Game 4 (a working title) is a turn based tactical combat game, much like XCOM: Enemy Unknown or the Fire Emblem series. However, with the addition of Behemoth’s legendary humor, distinctive art style, and just plain ‘out there’ concepts the experience was an enjoyable one. The demo was about a half hour experience and took one through the beginning of the game, though the world hinted at was quite expansive. One of my favorite parts may have been the narrator’s voice, who seemed to be the antagonist in the story.
Jotun was a nice surprise I discovered amongst the Indie Dev booths. Inspired by the 2D style of the original Legend of Zelda and the gigantic enemies of Shadow of the Colossus, the art was just beautiful. The demo had apparently been hand drawn and then digitized, similar to what was going on in The Banner Saga. The demo I played was a lot of fun with combo attacks using a two handed axe, a gender-neutral hero, and an outsized Frost Giant boss that was a really hard opponent to beat.

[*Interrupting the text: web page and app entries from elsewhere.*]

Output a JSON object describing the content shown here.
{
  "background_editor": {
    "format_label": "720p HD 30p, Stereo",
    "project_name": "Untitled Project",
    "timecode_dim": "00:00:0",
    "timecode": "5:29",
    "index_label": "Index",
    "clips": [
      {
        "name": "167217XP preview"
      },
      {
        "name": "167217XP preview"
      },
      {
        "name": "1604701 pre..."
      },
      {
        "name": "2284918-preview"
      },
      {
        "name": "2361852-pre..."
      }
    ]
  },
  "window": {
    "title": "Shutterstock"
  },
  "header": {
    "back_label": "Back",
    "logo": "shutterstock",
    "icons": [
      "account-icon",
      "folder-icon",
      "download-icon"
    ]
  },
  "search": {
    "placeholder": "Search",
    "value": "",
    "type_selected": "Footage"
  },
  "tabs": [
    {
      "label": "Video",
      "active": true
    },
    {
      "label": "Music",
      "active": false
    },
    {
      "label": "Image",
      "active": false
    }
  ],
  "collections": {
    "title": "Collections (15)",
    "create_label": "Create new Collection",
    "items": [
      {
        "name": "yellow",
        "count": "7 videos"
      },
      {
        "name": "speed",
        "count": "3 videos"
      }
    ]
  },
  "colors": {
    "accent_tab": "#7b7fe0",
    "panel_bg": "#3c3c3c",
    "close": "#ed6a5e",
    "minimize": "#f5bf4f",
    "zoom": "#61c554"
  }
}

During my free time, when not engaged in playing a game, I roamed the show floors as much as I could and one observation / realization that I had was that streaming, nee broadcasting, gaming events (with commentary) is becoming more and more ubiquitous. Even in the Table Top area there was a booth that was mic’d up and had camera feeds going as commentators provided opinions on moves players were making on this large board of tiles with minis and dice, etc.

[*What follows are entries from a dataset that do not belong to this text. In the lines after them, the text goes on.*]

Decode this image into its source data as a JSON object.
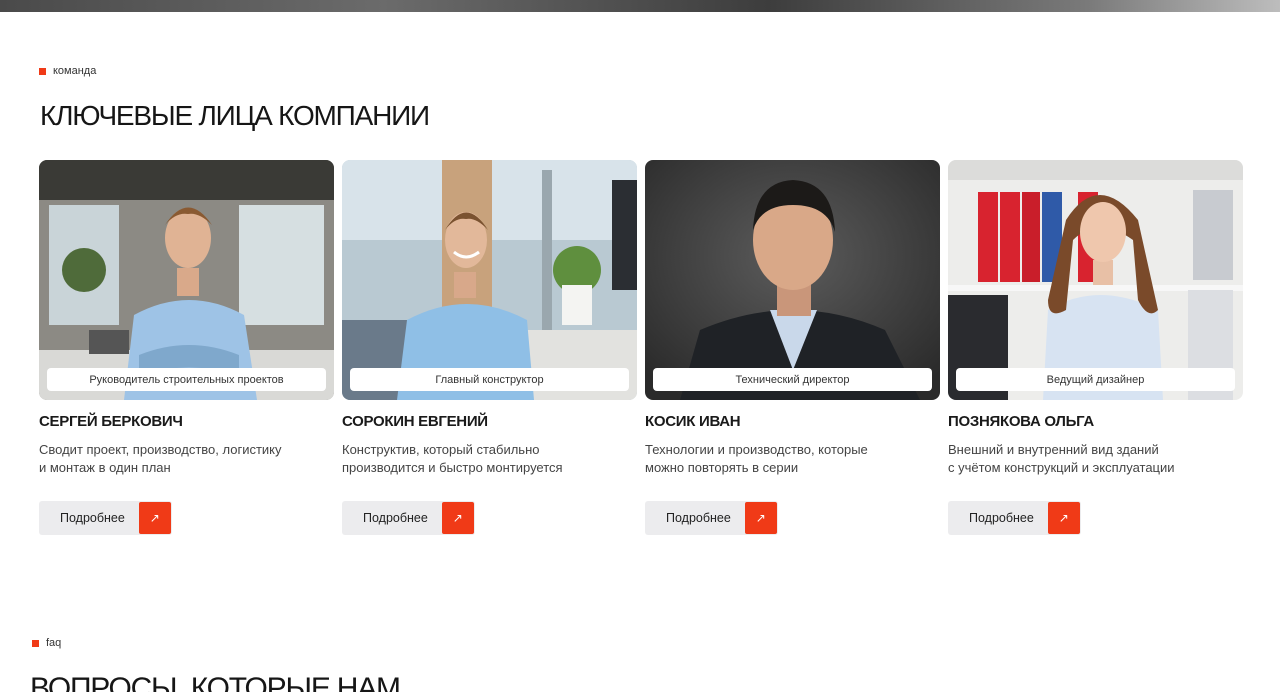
{
  "team": {
    "tag": "команда",
    "title": "КЛЮЧЕВЫЕ ЛИЦА КОМПАНИИ",
    "more_label": "Подробнее",
    "members": [
      {
        "role": "Руководитель строительных проектов",
        "name": "СЕРГЕЙ БЕРКОВИЧ",
        "desc1": "Сводит проект, производство, логистику",
        "desc2": "и монтаж в один план"
      },
      {
        "role": "Главный конструктор",
        "name": "СОРОКИН ЕВГЕНИЙ",
        "desc1": "Конструктив, который стабильно",
        "desc2": "производится и быстро монтируется"
      },
      {
        "role": "Технический директор",
        "name": "КОСИК ИВАН",
        "desc1": "Технологии и производство, которые",
        "desc2": "можно повторять в серии"
      },
      {
        "role": "Ведущий дизайнер",
        "name": "ПОЗНЯКОВА ОЛЬГА",
        "desc1": "Внешний и внутренний вид зданий",
        "desc2": "с учётом конструкций и эксплуатации"
      }
    ]
  },
  "faq": {
    "tag": "faq",
    "title": "ВОПРОСЫ, КОТОРЫЕ НАМ"
  },
  "colors": {
    "accent": "#f03a17",
    "button_bg": "#ececee"
  },
  "icons": {
    "more_arrow": "arrow-up-right-icon"
  }
}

I was amazed to realize that the tradition of live audience mediated experiences from radio musical concerts, radio teleplays, television shows, digitally streaming operas in real time, FPS / LOL eSports, and now role playing games was alive and well at PAX East.
It is wildly invigorating to realize that what AcqInc represents in terms of carrying forward a legacy of live entertainment is powerful, especially as it surrounds a hobby I love and have invested so much of myself in.

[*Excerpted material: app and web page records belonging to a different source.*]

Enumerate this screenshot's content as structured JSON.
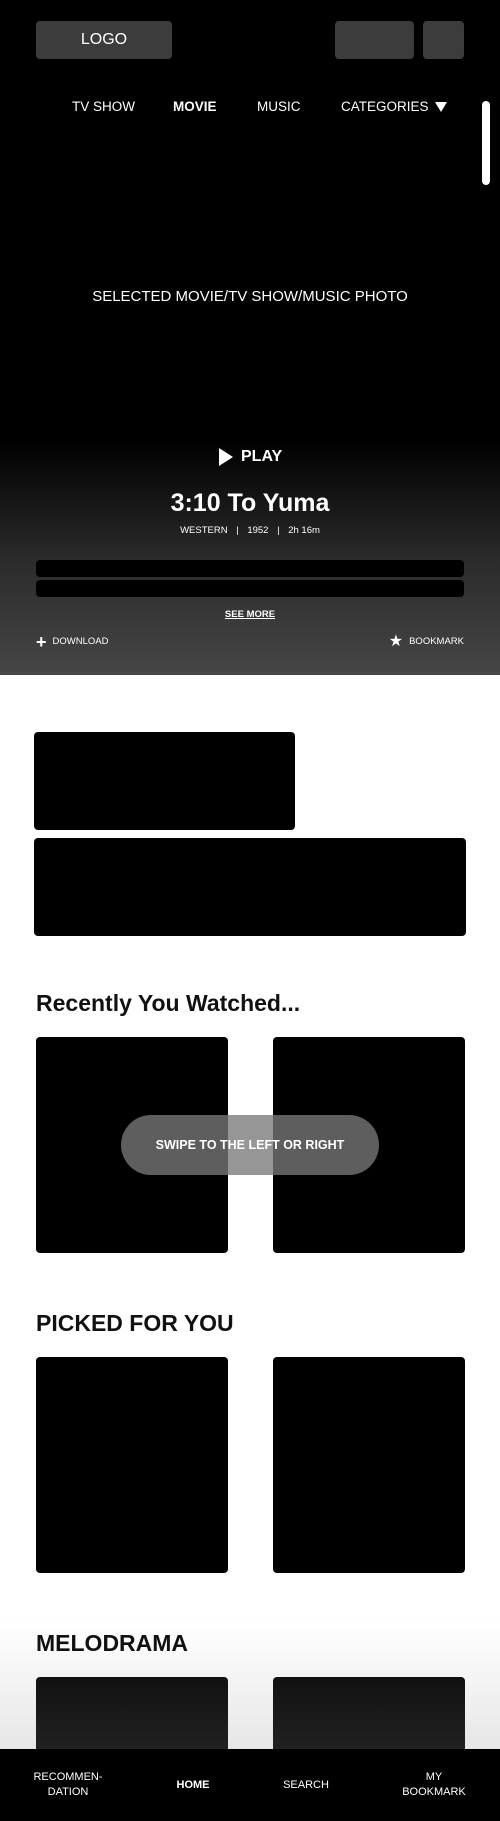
{
  "header": {
    "logo_label": "LOGO"
  },
  "top_nav": {
    "items": [
      {
        "label": "TV SHOW",
        "active": false
      },
      {
        "label": "MOVIE",
        "active": true
      },
      {
        "label": "MUSIC",
        "active": false
      },
      {
        "label": "CATEGORIES",
        "active": false
      }
    ],
    "categories_icon": "caret-down-icon"
  },
  "hero": {
    "photo_placeholder": "SELECTED MOVIE/TV SHOW/MUSIC PHOTO",
    "play_label": "PLAY",
    "play_icon": "play-icon",
    "title": "3:10 To Yuma",
    "genre": "WESTERN",
    "year": "1952",
    "duration": "2h 16m",
    "separator": "|",
    "see_more_label": "SEE MORE",
    "download_label": "DOWNLOAD",
    "download_icon": "plus-icon",
    "bookmark_label": "BOOKMARK",
    "bookmark_icon": "star-icon"
  },
  "sections": {
    "recent_title": "Recently You Watched...",
    "picked_title": "PICKED FOR YOU",
    "melodrama_title": "MELODRAMA"
  },
  "swipe_hint": "SWIPE TO THE LEFT OR RIGHT",
  "bottom_nav": {
    "recommendation_line1": "RECOMMEN-",
    "recommendation_line2": "DATION",
    "home": "HOME",
    "search": "SEARCH",
    "bookmark_line1": "MY",
    "bookmark_line2": "BOOKMARK",
    "active": "HOME"
  },
  "colors": {
    "background": "#ffffff",
    "hero_top": "#000000",
    "hero_bottom": "#464646",
    "button_fill": "#3c3c3c",
    "swipe_pill": "#787878",
    "text_light": "#ffffff",
    "text_dark": "#111111"
  }
}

Applying this to my own love of Table Top RPGs, I realized that the Acquisitions Incorporated podcasts have spawned a host of other ‘fan created’ podcasts where folks play D&D (or whatever) and other folks happily listen and watch.
I know that isn’t a revelation or anything, however I do see a parallel with the AcqInc video podcasts and eSports or tSports (TableTop Sports, a term I’ve just coined. That’s right you read it here first).
The AcqInc podcasts have had an unintended effect of creating a niche genre that is only growing. That creative part of gaming subculture is directly tied to expanding the hobby, though whether specific podcasts are positive representations of our subculture is of course up for debate.
My main thought is, Wizards of the Coast and Penny Arcade collaborating on the AcqInc podcasts has had a large influence on a new method by which to introduce folks to D&D and while I wouldn’t posit it is the only influence on this new method, it definitely has set the ‘gold’ standard in many people’s minds.
We can even see this as WotC is putting out their own D&D Livestream Games.
That, for me, is definitely giving back to an experience / hobby / community in a loving way that has the ability to nurture / reinforce / expand the subculture in a progressive way.
So yeah, a big thumbs up on the proliferation of streaming games.
Yes, I was lucky enough to see the Acquisitions Incorporated game front and center this year and I realized again that WotC is literally (and I don’t use that word lightly) introducing Forgotten Realms CANNON via these live audience mediated experiences.
For someone invested in Realms Lore and being ‘up on’ the ongoing story, this year’s AcqInc show could only have caused tons of giddiness. From Minsc of Baldur’s Gate yelling signature catch phrases as he ran into battle alongside the AcqInc crew to the Tiefling villain, Vanifer, who will obviously be a main antagonist in the Elemental Evil adventure, Princes of the Apocalypse, this year’s show was just fabulous.
Here’s looking forward to next year!
Your buddy Berling